§ Aim of the task
The required output is all lines below that contain the word "history".

-------- Given information

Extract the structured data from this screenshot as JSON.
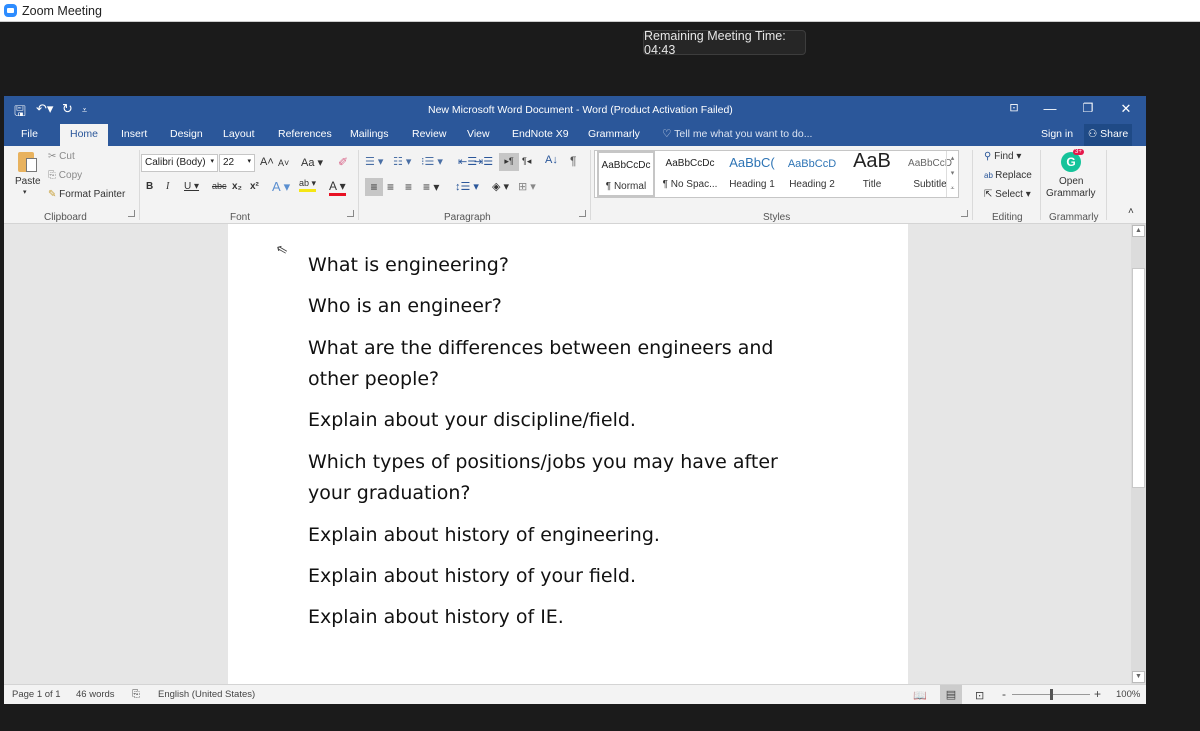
{
  "zoom_window": {
    "title": "Zoom Meeting",
    "timer": "Remaining Meeting Time: 04:43"
  },
  "word": {
    "title": "New Microsoft Word Document - Word (Product Activation Failed)",
    "qat": {
      "save_icon": "save-icon",
      "undo_icon": "undo-icon",
      "redo_icon": "redo-icon",
      "customize_icon": "customize-qat-icon"
    },
    "tabs": [
      "File",
      "Home",
      "Insert",
      "Design",
      "Layout",
      "References",
      "Mailings",
      "Review",
      "View",
      "EndNote X9",
      "Grammarly"
    ],
    "active_tab": "Home",
    "tell_me": "Tell me what you want to do...",
    "sign_in": "Sign in",
    "share": "Share",
    "ribbon": {
      "clipboard": {
        "paste": "Paste",
        "cut": "Cut",
        "copy": "Copy",
        "format_painter": "Format Painter",
        "label": "Clipboard"
      },
      "font": {
        "name": "Calibri (Body)",
        "size": "22",
        "label": "Font"
      },
      "paragraph": {
        "label": "Paragraph"
      },
      "styles": {
        "items": [
          {
            "preview": "AaBbCcDc",
            "name": "¶ Normal"
          },
          {
            "preview": "AaBbCcDc",
            "name": "¶ No Spac..."
          },
          {
            "preview": "AaBbC(",
            "name": "Heading 1"
          },
          {
            "preview": "AaBbCcD",
            "name": "Heading 2"
          },
          {
            "preview": "AaB",
            "name": "Title"
          },
          {
            "preview": "AaBbCcD",
            "name": "Subtitle"
          }
        ],
        "label": "Styles"
      },
      "editing": {
        "find": "Find",
        "replace": "Replace",
        "select": "Select",
        "label": "Editing"
      },
      "grammarly": {
        "open": "Open",
        "open2": "Grammarly",
        "label": "Grammarly",
        "badge": "3+"
      }
    },
    "document": {
      "paragraphs": [
        [
          "What is engineering?"
        ],
        [
          "Who is an engineer?"
        ],
        [
          "What are the differences between engineers and",
          "other people?"
        ],
        [
          "Explain about your discipline/field."
        ],
        [
          "Which types of positions/jobs you may have after",
          "your graduation?"
        ],
        [
          "Explain about history of engineering."
        ],
        [
          "Explain about history of your field."
        ],
        [
          "Explain about history of IE."
        ]
      ]
    },
    "status": {
      "page": "Page 1 of 1",
      "words": "46 words",
      "language": "English (United States)",
      "zoom": "100%",
      "zoom_percent": 100
    },
    "colors": {
      "accent": "#2b579a",
      "ribbon": "#f3f3f3"
    }
  }
}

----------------

§ Answer area
          "Explain about history of engineering."
          "Explain about history of your field."
          "Explain about history of IE."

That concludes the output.